Dataset rows for apps and sites:
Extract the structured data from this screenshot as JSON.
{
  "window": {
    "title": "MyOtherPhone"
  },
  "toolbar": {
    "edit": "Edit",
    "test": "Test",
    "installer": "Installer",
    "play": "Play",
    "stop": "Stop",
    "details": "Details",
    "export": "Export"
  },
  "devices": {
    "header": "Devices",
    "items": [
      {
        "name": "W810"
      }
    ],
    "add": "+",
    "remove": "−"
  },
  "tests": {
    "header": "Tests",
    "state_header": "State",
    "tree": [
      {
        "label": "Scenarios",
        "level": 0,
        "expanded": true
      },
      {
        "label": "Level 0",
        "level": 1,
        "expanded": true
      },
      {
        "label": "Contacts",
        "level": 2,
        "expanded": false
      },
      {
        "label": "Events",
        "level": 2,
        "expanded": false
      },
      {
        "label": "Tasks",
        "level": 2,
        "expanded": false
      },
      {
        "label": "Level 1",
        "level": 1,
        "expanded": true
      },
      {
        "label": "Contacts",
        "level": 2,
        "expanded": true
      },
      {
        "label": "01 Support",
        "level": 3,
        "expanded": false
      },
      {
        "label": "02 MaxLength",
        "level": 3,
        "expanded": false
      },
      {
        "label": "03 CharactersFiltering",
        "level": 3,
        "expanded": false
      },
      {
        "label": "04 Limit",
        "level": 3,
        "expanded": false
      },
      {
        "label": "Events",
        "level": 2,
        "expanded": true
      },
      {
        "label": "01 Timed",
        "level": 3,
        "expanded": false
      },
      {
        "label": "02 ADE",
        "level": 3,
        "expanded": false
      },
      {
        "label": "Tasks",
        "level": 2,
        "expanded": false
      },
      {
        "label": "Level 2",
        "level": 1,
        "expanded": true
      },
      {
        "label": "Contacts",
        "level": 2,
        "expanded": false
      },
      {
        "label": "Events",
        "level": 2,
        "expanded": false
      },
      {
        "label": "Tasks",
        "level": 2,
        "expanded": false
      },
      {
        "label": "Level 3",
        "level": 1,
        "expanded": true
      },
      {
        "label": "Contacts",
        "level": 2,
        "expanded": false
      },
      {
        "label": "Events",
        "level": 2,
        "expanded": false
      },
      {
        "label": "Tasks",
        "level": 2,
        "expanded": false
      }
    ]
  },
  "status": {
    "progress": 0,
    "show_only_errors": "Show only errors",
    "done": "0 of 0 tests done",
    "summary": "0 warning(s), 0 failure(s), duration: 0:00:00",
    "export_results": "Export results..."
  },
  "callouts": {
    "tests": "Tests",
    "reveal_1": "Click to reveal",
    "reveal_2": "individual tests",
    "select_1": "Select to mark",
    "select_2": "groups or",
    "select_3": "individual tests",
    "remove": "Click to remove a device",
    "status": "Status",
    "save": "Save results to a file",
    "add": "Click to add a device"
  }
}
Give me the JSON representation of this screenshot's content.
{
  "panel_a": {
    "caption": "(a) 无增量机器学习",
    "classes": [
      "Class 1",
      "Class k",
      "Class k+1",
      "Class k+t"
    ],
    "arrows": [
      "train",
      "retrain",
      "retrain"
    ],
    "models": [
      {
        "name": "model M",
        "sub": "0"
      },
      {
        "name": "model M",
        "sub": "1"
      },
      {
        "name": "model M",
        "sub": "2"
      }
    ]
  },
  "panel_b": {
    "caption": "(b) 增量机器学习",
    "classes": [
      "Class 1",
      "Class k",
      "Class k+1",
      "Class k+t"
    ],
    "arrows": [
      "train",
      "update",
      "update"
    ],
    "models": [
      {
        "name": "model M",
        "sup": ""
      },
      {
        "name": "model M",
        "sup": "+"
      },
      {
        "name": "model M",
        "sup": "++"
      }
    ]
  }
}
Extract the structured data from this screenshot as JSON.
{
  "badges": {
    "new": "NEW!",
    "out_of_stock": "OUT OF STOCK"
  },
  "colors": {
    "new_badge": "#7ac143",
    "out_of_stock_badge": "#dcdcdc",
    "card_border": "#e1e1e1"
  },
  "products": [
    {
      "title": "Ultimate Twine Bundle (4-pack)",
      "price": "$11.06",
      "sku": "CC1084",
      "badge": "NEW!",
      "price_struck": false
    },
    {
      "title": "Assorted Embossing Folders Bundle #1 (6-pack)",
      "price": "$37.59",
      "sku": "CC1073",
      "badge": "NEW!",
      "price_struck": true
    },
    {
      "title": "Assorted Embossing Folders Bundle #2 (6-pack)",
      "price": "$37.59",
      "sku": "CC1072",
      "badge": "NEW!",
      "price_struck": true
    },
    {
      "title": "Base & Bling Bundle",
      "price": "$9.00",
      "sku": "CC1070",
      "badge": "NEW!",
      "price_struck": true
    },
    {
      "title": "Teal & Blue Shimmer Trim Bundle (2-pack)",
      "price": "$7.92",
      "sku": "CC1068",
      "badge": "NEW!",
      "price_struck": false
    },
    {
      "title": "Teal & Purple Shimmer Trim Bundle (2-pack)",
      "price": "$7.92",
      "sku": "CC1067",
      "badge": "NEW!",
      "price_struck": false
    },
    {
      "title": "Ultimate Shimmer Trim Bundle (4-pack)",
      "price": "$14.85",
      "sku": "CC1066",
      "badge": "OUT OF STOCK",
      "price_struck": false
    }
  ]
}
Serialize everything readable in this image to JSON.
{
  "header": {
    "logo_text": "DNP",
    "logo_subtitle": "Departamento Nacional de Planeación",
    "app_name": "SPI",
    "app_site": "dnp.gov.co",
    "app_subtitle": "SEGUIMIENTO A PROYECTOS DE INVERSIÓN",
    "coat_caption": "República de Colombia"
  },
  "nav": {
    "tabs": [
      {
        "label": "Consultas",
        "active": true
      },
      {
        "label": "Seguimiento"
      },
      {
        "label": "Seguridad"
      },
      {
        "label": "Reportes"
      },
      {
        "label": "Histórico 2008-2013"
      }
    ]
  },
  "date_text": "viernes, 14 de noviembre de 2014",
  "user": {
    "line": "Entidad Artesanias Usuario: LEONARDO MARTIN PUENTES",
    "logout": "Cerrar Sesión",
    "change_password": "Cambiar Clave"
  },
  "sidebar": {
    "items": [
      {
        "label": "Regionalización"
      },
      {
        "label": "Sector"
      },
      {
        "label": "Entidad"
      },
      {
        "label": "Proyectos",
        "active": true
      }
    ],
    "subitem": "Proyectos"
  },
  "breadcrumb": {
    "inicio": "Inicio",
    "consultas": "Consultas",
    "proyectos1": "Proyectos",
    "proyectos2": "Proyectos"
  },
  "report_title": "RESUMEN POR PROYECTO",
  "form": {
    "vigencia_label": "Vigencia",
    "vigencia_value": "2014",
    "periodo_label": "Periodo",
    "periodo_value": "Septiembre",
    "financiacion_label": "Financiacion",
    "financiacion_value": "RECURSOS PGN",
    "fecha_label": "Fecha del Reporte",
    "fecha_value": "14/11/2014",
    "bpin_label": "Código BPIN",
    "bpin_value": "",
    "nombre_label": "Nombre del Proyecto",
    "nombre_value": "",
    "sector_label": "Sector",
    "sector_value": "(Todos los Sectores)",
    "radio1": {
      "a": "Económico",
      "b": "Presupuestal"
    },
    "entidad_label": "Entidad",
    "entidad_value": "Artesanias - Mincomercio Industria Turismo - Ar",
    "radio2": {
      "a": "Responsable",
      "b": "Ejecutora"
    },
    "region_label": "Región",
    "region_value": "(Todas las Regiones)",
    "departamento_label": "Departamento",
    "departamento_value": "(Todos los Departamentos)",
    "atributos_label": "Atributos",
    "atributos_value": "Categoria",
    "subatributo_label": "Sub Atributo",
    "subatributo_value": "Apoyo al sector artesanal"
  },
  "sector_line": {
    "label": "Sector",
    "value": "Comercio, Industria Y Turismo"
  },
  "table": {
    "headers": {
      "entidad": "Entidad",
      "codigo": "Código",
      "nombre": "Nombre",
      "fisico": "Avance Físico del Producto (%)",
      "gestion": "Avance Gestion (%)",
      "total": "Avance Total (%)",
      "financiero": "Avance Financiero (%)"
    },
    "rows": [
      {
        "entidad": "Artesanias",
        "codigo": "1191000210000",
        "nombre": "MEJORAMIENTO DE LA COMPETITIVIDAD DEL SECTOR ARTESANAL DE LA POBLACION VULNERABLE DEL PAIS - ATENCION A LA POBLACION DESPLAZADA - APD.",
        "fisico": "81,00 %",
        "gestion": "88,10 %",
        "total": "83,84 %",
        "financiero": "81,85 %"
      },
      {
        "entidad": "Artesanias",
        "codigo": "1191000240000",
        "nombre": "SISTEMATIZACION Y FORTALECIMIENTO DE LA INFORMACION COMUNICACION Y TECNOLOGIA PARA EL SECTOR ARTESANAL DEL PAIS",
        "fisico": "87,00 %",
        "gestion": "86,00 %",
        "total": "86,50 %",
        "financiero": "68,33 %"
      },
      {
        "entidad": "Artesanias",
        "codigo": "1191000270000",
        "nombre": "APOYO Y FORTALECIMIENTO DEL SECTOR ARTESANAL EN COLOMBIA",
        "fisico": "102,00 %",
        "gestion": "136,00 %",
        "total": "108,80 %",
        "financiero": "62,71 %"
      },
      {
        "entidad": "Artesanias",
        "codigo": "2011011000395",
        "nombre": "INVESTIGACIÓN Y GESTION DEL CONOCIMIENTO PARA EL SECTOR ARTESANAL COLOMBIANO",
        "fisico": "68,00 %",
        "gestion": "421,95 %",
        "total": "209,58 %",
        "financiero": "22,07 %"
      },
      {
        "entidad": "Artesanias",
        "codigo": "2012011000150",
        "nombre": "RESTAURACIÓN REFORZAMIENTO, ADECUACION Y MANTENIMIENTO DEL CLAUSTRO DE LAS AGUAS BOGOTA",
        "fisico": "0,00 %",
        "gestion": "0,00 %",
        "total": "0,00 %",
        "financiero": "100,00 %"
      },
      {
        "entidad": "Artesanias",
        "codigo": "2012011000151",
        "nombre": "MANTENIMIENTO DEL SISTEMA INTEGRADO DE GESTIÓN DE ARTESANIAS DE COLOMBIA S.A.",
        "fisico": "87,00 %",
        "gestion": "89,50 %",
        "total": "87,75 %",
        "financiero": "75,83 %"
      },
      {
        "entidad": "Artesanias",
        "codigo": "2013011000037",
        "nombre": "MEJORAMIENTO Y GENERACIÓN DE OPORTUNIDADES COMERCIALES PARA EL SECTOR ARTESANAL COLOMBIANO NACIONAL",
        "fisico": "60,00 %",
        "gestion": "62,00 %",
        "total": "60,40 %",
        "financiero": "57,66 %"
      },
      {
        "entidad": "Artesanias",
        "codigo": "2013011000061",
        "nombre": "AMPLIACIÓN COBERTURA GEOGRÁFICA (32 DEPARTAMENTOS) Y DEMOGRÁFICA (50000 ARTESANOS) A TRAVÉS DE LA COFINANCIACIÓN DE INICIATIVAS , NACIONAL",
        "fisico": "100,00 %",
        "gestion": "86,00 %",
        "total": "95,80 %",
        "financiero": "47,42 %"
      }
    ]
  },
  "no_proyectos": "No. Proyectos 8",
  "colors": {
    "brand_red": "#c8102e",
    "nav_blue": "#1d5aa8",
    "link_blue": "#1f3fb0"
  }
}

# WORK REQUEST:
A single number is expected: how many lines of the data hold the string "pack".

# TASK SOLUTION:
6